**WORK TASK:** Copy the result of filtering the entries below for lines that include the string "icon".

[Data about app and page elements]
Start of Block
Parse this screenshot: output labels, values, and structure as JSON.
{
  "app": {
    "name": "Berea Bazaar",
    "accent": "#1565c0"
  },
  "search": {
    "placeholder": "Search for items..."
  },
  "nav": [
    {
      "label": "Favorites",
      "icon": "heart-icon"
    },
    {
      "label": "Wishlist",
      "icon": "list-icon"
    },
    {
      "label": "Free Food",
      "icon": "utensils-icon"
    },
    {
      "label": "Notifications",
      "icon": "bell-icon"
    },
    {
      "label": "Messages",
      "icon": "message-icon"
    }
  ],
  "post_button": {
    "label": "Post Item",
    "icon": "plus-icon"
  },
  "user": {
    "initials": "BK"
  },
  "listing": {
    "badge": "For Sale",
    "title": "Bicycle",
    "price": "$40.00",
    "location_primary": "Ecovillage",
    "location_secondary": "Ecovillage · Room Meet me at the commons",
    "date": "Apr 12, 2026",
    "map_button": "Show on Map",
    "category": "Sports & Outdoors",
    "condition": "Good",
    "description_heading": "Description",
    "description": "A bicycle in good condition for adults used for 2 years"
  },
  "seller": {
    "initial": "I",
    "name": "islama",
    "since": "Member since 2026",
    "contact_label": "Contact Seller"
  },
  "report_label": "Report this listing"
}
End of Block
**ANSWER FOR THIS EXERCISE:**
      "icon": "heart-icon"
      "icon": "list-icon"
      "icon": "utensils-icon"
      "icon": "bell-icon"
      "icon": "message-icon"
    "icon": "plus-icon"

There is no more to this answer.